You know the workplace has changed significantly in the past few years. You also know that flexibility is no longer a nice to have, it's an expectation for any area of benefits.1

But you might not have thought through the ways these workplace shifts have altered not just the “what” about benefits but the “how.” Specifically the “how” of technology—a key element in employees and employers learning about and interacting with their benefits.

Between the growing power of the workforce and employers’ eagerness to catch the eyes of top talent, benefits technology is even better poised to become a key way for brokers to help their clients succeed. Bring them tech that’s easy to access, easy to personalize and easy to use as an educational tool about people’s benefits, and you’ll be bringing them a key solution.

Benefits delivered to your door anytime

If you went only by the headlines about the skills shortage and employee expectations, you’d think that the workforce and employers are at odds. But go deeper, and both parties have something foundational in common: a need for ease, including in how their benefits are delivered.

People have become increasingly used to online, always-on self-service. Today, with five generations in the workforce and employees working from various locations, we need to be everywhere at once.2

Antiquated enrollment systems don’t cut it anymore. Neither does a scattershot approach that asks employees to wade through layers of logins and a swamp of information to get what they need. Each piece of technology might make sense on a singular basis, but in the aggregate they can add up to employees feeling overwhelmed by what’s available to them. The harder people have to work to understand their benefits, the less likely it is that they’ll use them.

Given all the varying needs and degrees of benefits knowledge, we must find the right mix of easy-to-use tools that educate people on their benefits and can deepen engagement — and, theoretically, lead to greater uptake rates. A recent survey revealed that, among all the generations, the most popular communications are first and foremost, an interactive tool, followed by emails and one-on-one conversations with HR.2

This drive for easy-to-use tools applies across different types of work setups. Remote and hybrid workforces necessitate better remote-based tools — think virtual benefits fairs and personalized support, including the ability to segment messages by user type.

Two players, one goal

If employees are demanding tech that's easy to understand and access, employers want to keep pace, seeking easier-to-use benefits education and enrollment technology, even if they’re not always asking for it directly.

Employers’ needs are partly dictated by the spate of high turnover, which has led employers to focus on recruitment and retention to find and keep talent. Benefits are a key component of that: Nearly 60% of employees strongly consider benefits when evaluating counteroffers,3 and 82% of employers who offer supplemental insurance say that it helps with retention.4

But as with employees’ needs, it’s not just the actual benefits that matter, but their delivery. Eight in 10 employers report it's very important for their benefits provider to lead in technology.4

Employers are also concerned about budget and benefits ROI: C-suite players and human resources staff want to track utilization and uptake and analyze their spending to get the most bang for the buck. And better tech means less time spent on logistics and reporting, allowing the HR department to focus on delivering a better employee experience.

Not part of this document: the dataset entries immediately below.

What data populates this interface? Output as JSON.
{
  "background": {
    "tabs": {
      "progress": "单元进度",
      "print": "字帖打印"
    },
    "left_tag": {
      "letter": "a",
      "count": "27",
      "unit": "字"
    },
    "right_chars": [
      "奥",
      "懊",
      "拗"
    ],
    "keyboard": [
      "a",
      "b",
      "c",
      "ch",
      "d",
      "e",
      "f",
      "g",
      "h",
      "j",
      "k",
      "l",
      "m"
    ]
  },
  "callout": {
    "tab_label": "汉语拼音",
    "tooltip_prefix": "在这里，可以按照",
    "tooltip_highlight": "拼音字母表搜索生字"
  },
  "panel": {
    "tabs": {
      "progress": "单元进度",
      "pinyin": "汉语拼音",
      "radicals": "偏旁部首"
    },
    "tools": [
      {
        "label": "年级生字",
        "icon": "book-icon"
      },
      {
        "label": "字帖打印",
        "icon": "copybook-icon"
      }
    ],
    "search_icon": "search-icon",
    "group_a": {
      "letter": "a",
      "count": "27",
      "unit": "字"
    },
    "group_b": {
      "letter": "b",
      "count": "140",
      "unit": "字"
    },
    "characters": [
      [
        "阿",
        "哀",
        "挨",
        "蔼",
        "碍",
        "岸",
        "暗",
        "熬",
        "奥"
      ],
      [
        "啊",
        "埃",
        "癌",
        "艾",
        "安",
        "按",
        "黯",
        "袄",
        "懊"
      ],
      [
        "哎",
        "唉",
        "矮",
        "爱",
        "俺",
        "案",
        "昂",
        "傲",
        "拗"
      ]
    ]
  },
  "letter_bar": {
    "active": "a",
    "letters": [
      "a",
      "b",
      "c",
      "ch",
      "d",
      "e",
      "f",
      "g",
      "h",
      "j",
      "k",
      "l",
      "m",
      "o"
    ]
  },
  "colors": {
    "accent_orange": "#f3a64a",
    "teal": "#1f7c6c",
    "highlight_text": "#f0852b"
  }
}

But perhaps the biggest reason employers are on the same page as their employees about benefits technology: Nobody wants antiquated, hard-to-use tech, even those who bought it in the first place. Two-thirds of small organizations, 70% of mid-size employers and 73% of large employers say they will rely more heavily on carrier provided technology in five years. And nearly half of all employers state they would switch to a different benefits provider if their current provider was not integrated into their benefits technology platform.5

Where your needs fit in

The more that clients and employees can operate from one easy-to-use, smoothly integrated, user-friendly system, the easier it is on everyone. It fosters higher employee understanding and engagement and decreases the margin for human error, both for employees (“wait, which login was for dental insurance?”) and for benefits administrators struggling to piece together a cohesive system with multiple platforms.

As it happens, those are your needs, too. Working with partners that have a robust, integrated, user-first technology stack can help fulfill the needs of all three players: brokers, clients and employees.

When you work with Aflac, you’re partnering with a leading insurance company focused on technology—present and future. We’re veterans at helping you understand what your technology can do for your clients and for you—and in turn, how it translates to better business. How’s that for seamlessness?

To learn more about how to help your clients’ tech plug into their true needs, contact your Aflac benefits representative today.